Boxing champ Evander Holyfield is a member of Pastor Dollar's church, and the pastor created quite a stir when he was given a subpoena to testify in Holyfield's divorce hearing and refused to show up, resulting in an arrest warrant against him. But, that's a long story about transferring money that the staff memo didn't catch.

However, I don't want to take away from the good messages that are delivered by these preachers and how they have helped others. I know some people who attend these services and have grown closer to God. But, I have a serious problem with the large transfers of tithes and offerings to the individual ministers and for luxuries.

But, if any of you wants to take part in the "prosperity gospel," I have given myself the title of "reverend" (I haven't reached the "bishop" stage yet) and will be glad to take your offerings. Might I recommend ten percent of your gross W-2 wages?

Posted by: Reverend Woody | Jan 7, 2011 8:43:24 AM

Speaking personally, I have always thought that tithing applied to your gross income, not your net or after-tax income.
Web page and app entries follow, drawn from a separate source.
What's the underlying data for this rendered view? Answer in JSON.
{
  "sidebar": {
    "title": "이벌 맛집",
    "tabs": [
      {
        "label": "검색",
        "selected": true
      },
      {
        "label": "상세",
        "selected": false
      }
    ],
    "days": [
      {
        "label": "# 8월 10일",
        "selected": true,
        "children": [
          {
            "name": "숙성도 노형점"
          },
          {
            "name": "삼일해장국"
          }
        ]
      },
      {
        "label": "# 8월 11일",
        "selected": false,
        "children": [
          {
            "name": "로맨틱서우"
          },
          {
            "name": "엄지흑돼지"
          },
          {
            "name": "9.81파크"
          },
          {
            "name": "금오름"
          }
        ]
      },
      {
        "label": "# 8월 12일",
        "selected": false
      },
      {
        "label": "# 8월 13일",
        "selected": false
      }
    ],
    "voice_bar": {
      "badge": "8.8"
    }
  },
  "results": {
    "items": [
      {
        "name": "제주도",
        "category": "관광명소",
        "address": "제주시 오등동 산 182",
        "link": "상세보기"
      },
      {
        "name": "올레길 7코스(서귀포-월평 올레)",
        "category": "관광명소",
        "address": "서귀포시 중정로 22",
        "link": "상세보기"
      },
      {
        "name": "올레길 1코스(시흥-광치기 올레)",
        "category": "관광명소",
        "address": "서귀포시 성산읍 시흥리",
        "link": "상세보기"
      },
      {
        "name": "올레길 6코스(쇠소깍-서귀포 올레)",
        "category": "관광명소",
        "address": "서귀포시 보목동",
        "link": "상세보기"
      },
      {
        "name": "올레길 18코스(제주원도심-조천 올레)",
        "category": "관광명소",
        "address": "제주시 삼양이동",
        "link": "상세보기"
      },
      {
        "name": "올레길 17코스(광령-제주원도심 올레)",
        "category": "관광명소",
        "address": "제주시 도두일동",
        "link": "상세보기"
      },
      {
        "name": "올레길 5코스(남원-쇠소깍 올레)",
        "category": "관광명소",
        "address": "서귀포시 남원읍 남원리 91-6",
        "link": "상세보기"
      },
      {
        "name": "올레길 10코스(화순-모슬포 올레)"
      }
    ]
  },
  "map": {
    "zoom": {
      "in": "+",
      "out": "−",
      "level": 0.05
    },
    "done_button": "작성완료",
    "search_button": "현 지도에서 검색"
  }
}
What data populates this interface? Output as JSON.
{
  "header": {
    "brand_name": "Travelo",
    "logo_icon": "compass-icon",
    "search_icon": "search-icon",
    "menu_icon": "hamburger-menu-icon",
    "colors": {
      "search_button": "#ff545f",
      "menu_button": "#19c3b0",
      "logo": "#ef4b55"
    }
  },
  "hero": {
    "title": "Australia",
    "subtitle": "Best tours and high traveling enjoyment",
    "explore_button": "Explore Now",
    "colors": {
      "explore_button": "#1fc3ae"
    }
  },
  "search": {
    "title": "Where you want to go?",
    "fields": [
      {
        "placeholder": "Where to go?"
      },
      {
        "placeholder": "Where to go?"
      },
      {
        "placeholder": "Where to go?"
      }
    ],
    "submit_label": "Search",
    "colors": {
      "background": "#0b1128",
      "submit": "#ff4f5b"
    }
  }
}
I do not think the obligations imposed upon me by the govt should affect the obligations imposed upon me by my faith.

Posted by: great white north | Jan 12, 2011 6:43:42 AM